◆ **Task item**
Each line of the entries below that includes "class" belongs in your answer.

Website and app data records
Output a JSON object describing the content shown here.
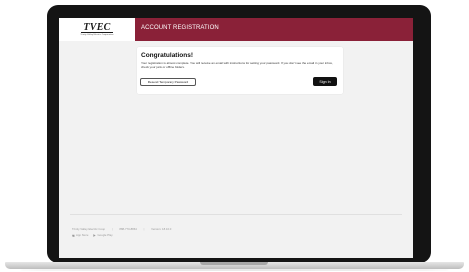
{
  "header": {
    "logo_text": "TVEC",
    "logo_subtext": "Trinity Valley Electric Cooperative",
    "title": "ACCOUNT REGISTRATION"
  },
  "card": {
    "heading": "Congratulations!",
    "message": "Your registration is almost complete. You will receive an email with instructions for setting your password. If you don't see the email in your inbox, check your junk or offline folders.",
    "resend_label": "Resend Temporary Password",
    "signin_label": "Sign In"
  },
  "footer": {
    "company": "Trinity Valley Electric Coop",
    "separator": "|",
    "phone": "888-770-8864",
    "version": "Version: 18.10.0",
    "stores": [
      "App Store",
      "Google Play"
    ]
  },
  "colors": {
    "accent": "#8a2138",
    "button_dark": "#111111",
    "background": "#f2f2f2"
  }
}
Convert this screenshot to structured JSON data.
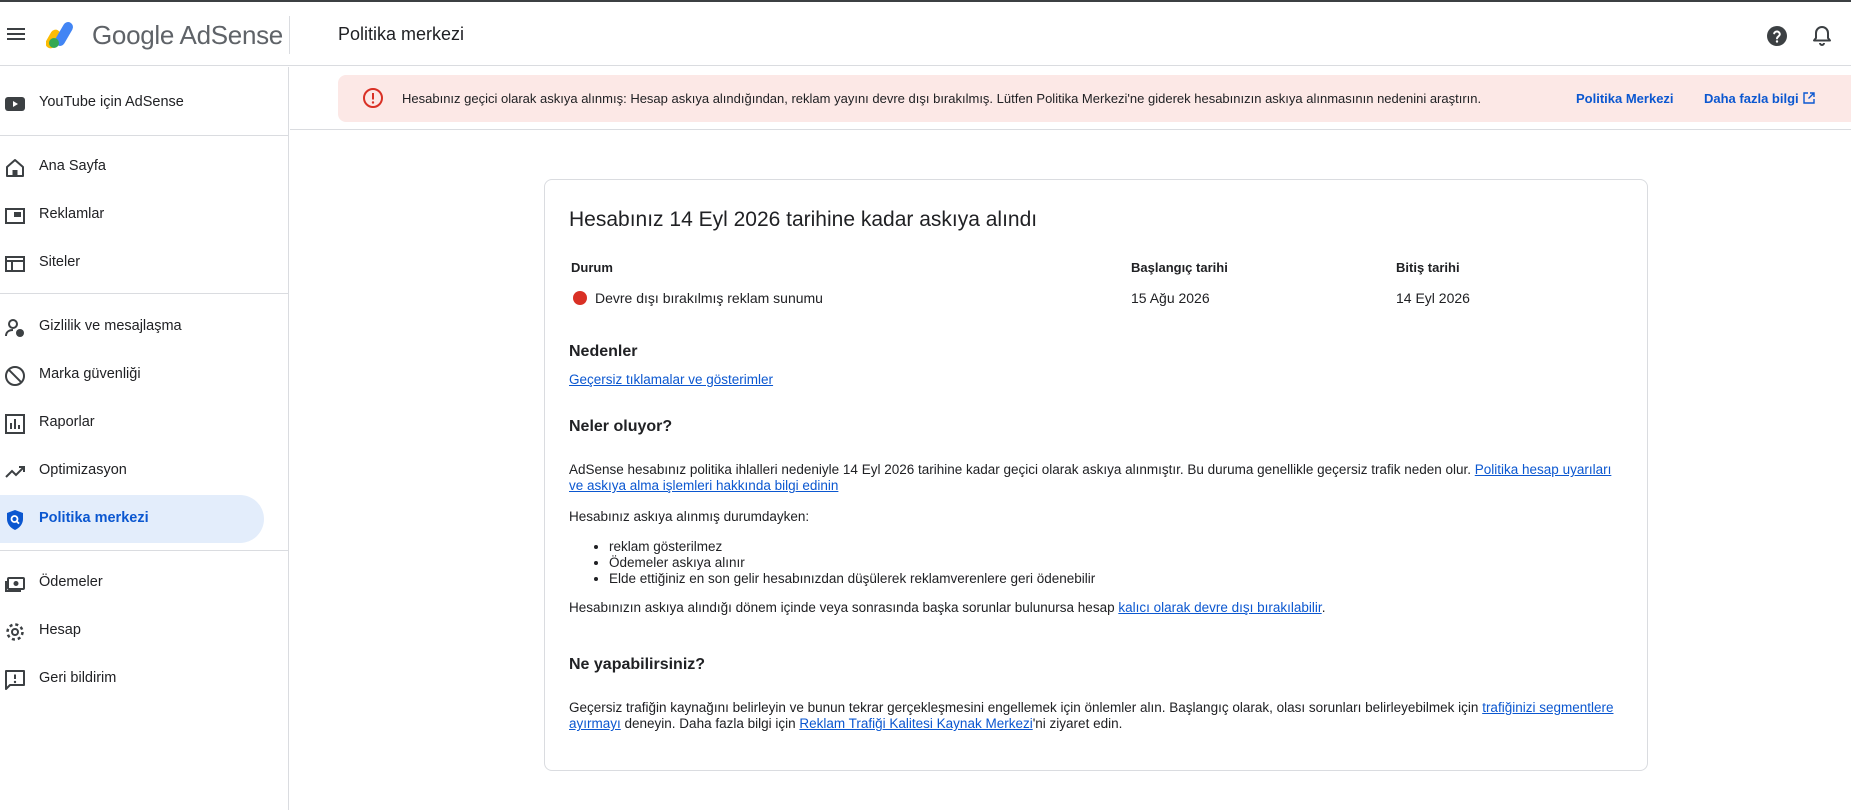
{
  "header": {
    "brand_google": "Google",
    "brand_product": "AdSense",
    "page_title": "Politika merkezi",
    "help_icon": "help-circle-icon",
    "notifications_icon": "bell-icon"
  },
  "sidebar": {
    "items": [
      {
        "label": "YouTube için AdSense",
        "icon": "youtube-icon"
      },
      {
        "label": "Ana Sayfa",
        "icon": "home-icon"
      },
      {
        "label": "Reklamlar",
        "icon": "ads-icon"
      },
      {
        "label": "Siteler",
        "icon": "sites-icon"
      },
      {
        "label": "Gizlilik ve mesajlaşma",
        "icon": "privacy-icon"
      },
      {
        "label": "Marka güvenliği",
        "icon": "block-icon"
      },
      {
        "label": "Raporlar",
        "icon": "reports-icon"
      },
      {
        "label": "Optimizasyon",
        "icon": "trending-icon"
      },
      {
        "label": "Politika merkezi",
        "icon": "policy-shield-icon",
        "active": true
      },
      {
        "label": "Ödemeler",
        "icon": "payments-icon"
      },
      {
        "label": "Hesap",
        "icon": "gear-icon"
      },
      {
        "label": "Geri bildirim",
        "icon": "feedback-icon"
      }
    ]
  },
  "alert": {
    "text": "Hesabınız geçici olarak askıya alınmış: Hesap askıya alındığından, reklam yayını devre dışı bırakılmış. Lütfen Politika Merkezi'ne giderek hesabınızın askıya alınmasının nedenini araştırın.",
    "link_policy": "Politika Merkezi",
    "link_more": "Daha fazla bilgi",
    "color_bg": "#fce8e6",
    "color_icon": "#d93025"
  },
  "card": {
    "title": "Hesabınız 14 Eyl 2026 tarihine kadar askıya alındı",
    "table": {
      "headers": [
        "Durum",
        "Başlangıç tarihi",
        "Bitiş tarihi"
      ],
      "row": {
        "status": "Devre dışı bırakılmış reklam sunumu",
        "start": "15 Ağu 2026",
        "end": "14 Eyl 2026"
      }
    },
    "reasons_heading": "Nedenler",
    "reasons_link": "Geçersiz tıklamalar ve gösterimler",
    "what_heading": "Neler oluyor?",
    "what_text": "AdSense hesabınız politika ihlalleri nedeniyle 14 Eyl 2026 tarihine kadar geçici olarak askıya alınmıştır. Bu duruma genellikle geçersiz trafik neden olur. ",
    "what_link": "Politika hesap uyarıları ve askıya alma işlemleri hakkında bilgi edinin",
    "while_text": "Hesabınız askıya alınmış durumdayken:",
    "bullets": [
      "reklam gösterilmez",
      "Ödemeler askıya alınır",
      "Elde ettiğiniz en son gelir hesabınızdan düşülerek reklamverenlere geri ödenebilir"
    ],
    "further_text": "Hesabınızın askıya alındığı dönem içinde veya sonrasında başka sorunlar bulunursa hesap ",
    "further_link": "kalıcı olarak devre dışı bırakılabilir",
    "further_end": ".",
    "todo_heading": "Ne yapabilirsiniz?",
    "todo_text1": "Geçersiz trafiğin kaynağını belirleyin ve bunun tekrar gerçekleşmesini engellemek için önlemler alın. Başlangıç olarak, olası sorunları belirleyebilmek için ",
    "todo_link1": "trafiğinizi segmentlere ayırmayı",
    "todo_text2": " deneyin. Daha fazla bilgi için ",
    "todo_link2": "Reklam Trafiği Kalitesi Kaynak Merkezi",
    "todo_text3": "'ni ziyaret edin."
  },
  "colors": {
    "accent": "#0b57d0",
    "active_bg": "#e3edfb",
    "status_red": "#d93025"
  }
}
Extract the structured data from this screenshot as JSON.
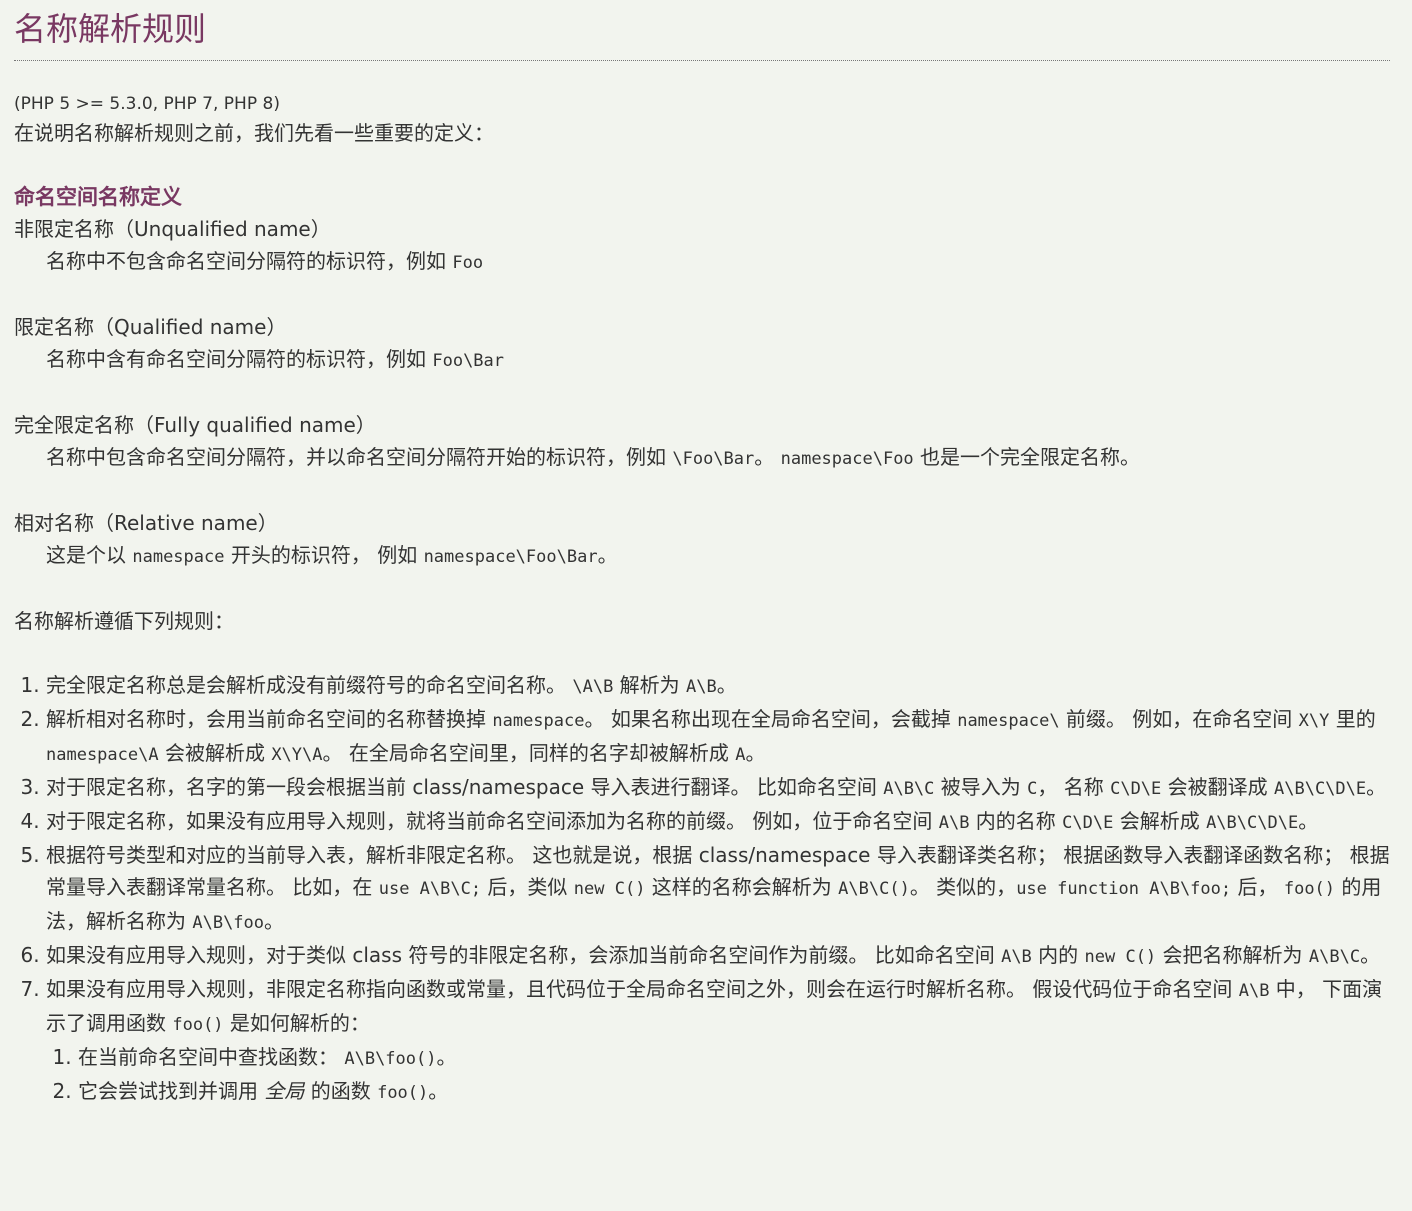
{
  "title": "名称解析规则",
  "version": "(PHP 5 >= 5.3.0, PHP 7, PHP 8)",
  "intro": "在说明名称解析规则之前，我们先看一些重要的定义：",
  "defs_heading": "命名空间名称定义",
  "defs": {
    "d1_term": "非限定名称（Unqualified name）",
    "d1_text": "名称中不包含命名空间分隔符的标识符，例如 ",
    "d1_code": "Foo",
    "d2_term": "限定名称（Qualified name）",
    "d2_text": "名称中含有命名空间分隔符的标识符，例如 ",
    "d2_code": "Foo\\Bar",
    "d3_term": "完全限定名称（Fully qualified name）",
    "d3_t1": "名称中包含命名空间分隔符，并以命名空间分隔符开始的标识符，例如 ",
    "d3_c1": "\\Foo\\Bar",
    "d3_t2": "。 ",
    "d3_c2": "namespace\\Foo",
    "d3_t3": " 也是一个完全限定名称。",
    "d4_term": "相对名称（Relative name）",
    "d4_t1": "这是个以 ",
    "d4_c1": "namespace",
    "d4_t2": " 开头的标识符， 例如 ",
    "d4_c2": "namespace\\Foo\\Bar",
    "d4_t3": "。"
  },
  "rules_lead": "名称解析遵循下列规则：",
  "rules": {
    "r1_t1": "完全限定名称总是会解析成没有前缀符号的命名空间名称。 ",
    "r1_c1": "\\A\\B",
    "r1_t2": " 解析为 ",
    "r1_c2": "A\\B",
    "r1_t3": "。",
    "r2_t1": "解析相对名称时，会用当前命名空间的名称替换掉 ",
    "r2_c1": "namespace",
    "r2_t2": "。 如果名称出现在全局命名空间，会截掉 ",
    "r2_c2": "namespace\\",
    "r2_t3": " 前缀。 例如，在命名空间 ",
    "r2_c3": "X\\Y",
    "r2_t4": " 里的 ",
    "r2_c4": "namespace\\A",
    "r2_t5": " 会被解析成 ",
    "r2_c5": "X\\Y\\A",
    "r2_t6": "。 在全局命名空间里，同样的名字却被解析成 ",
    "r2_c6": "A",
    "r2_t7": "。",
    "r3_t1": "对于限定名称，名字的第一段会根据当前 class/namespace 导入表进行翻译。 比如命名空间 ",
    "r3_c1": "A\\B\\C",
    "r3_t2": " 被导入为 ",
    "r3_c2": "C",
    "r3_t3": "， 名称 ",
    "r3_c3": "C\\D\\E",
    "r3_t4": " 会被翻译成 ",
    "r3_c4": "A\\B\\C\\D\\E",
    "r3_t5": "。",
    "r4_t1": "对于限定名称，如果没有应用导入规则，就将当前命名空间添加为名称的前缀。 例如，位于命名空间 ",
    "r4_c1": "A\\B",
    "r4_t2": " 内的名称 ",
    "r4_c2": "C\\D\\E",
    "r4_t3": " 会解析成 ",
    "r4_c3": "A\\B\\C\\D\\E",
    "r4_t4": "。",
    "r5_t1": "根据符号类型和对应的当前导入表，解析非限定名称。 这也就是说，根据 class/namespace 导入表翻译类名称； 根据函数导入表翻译函数名称； 根据常量导入表翻译常量名称。 比如，在 ",
    "r5_c1": "use A\\B\\C;",
    "r5_t2": " 后，类似 ",
    "r5_c2": "new C()",
    "r5_t3": " 这样的名称会解析为 ",
    "r5_c3": "A\\B\\C()",
    "r5_t4": "。 类似的，",
    "r5_c4": "use function A\\B\\foo;",
    "r5_t5": " 后， ",
    "r5_c5": "foo()",
    "r5_t6": " 的用法，解析名称为 ",
    "r5_c6": "A\\B\\foo",
    "r5_t7": "。",
    "r6_t1": "如果没有应用导入规则，对于类似 class 符号的非限定名称，会添加当前命名空间作为前缀。 比如命名空间 ",
    "r6_c1": "A\\B",
    "r6_t2": " 内的 ",
    "r6_c2": "new C()",
    "r6_t3": " 会把名称解析为 ",
    "r6_c3": "A\\B\\C",
    "r6_t4": "。",
    "r7_t1": "如果没有应用导入规则，非限定名称指向函数或常量，且代码位于全局命名空间之外，则会在运行时解析名称。 假设代码位于命名空间 ",
    "r7_c1": "A\\B",
    "r7_t2": " 中， 下面演示了调用函数 ",
    "r7_c2": "foo()",
    "r7_t3": " 是如何解析的：",
    "s1_t1": "在当前命名空间中查找函数： ",
    "s1_c1": "A\\B\\foo()",
    "s1_t2": "。",
    "s2_t1": "它会尝试找到并调用 ",
    "s2_em": "全局",
    "s2_t2": " 的函数 ",
    "s2_c1": "foo()",
    "s2_t3": "。"
  },
  "colors": {
    "accent": "#793862",
    "text": "#333333",
    "background": "#f2f4ee"
  }
}
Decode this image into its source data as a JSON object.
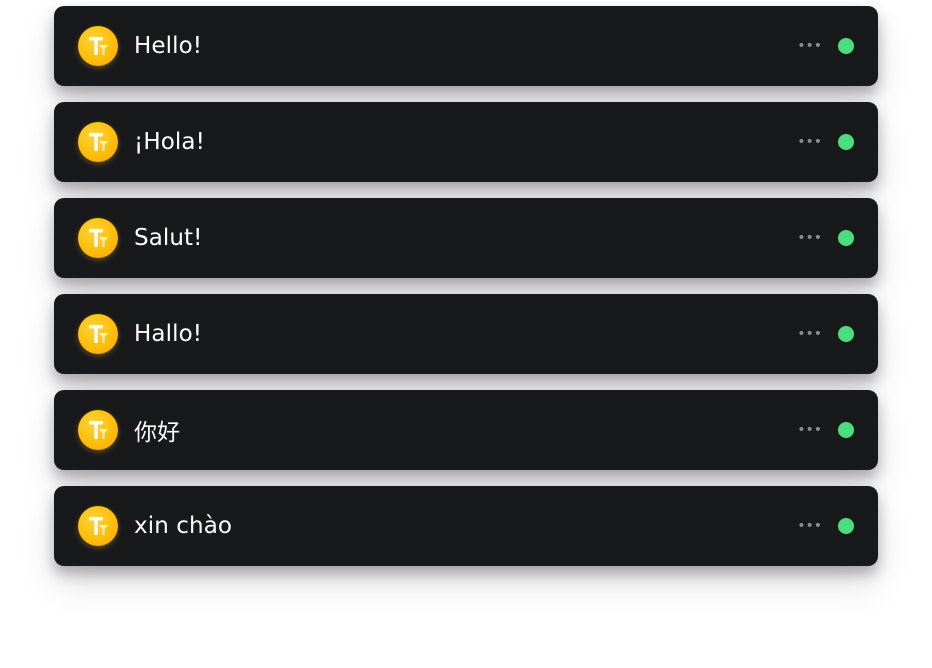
{
  "rows": [
    {
      "message": "Hello!",
      "more_icon": "more-horizontal-icon",
      "status_color": "#4ade80"
    },
    {
      "message": "¡Hola!",
      "more_icon": "more-horizontal-icon",
      "status_color": "#4ade80"
    },
    {
      "message": "Salut!",
      "more_icon": "more-horizontal-icon",
      "status_color": "#4ade80"
    },
    {
      "message": "Hallo!",
      "more_icon": "more-horizontal-icon",
      "status_color": "#4ade80"
    },
    {
      "message": "你好",
      "more_icon": "more-horizontal-icon",
      "status_color": "#4ade80"
    },
    {
      "message": "xin chào",
      "more_icon": "more-horizontal-icon",
      "status_color": "#4ade80"
    }
  ],
  "colors": {
    "row_background": "#18191b",
    "avatar_gold": "#ffbe0b",
    "status_online": "#4ade80"
  }
}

◆ **Solution to this problem**
    "r3_t1": "对于限定名称，名字的第一段会根据当前 class/namespace 导入表进行翻译。 比如命名空间 ",
    "r5_t1": "根据符号类型和对应的当前导入表，解析非限定名称。 这也就是说，根据 class/namespace 导入表翻译类名称； 根据函数导入表翻译函数名称； 根据常量导入表翻译常量名称。 比如，在 ",
    "r6_t1": "如果没有应用导入规则，对于类似 class 符号的非限定名称，会添加当前命名空间作为前缀。 比如命名空间 ",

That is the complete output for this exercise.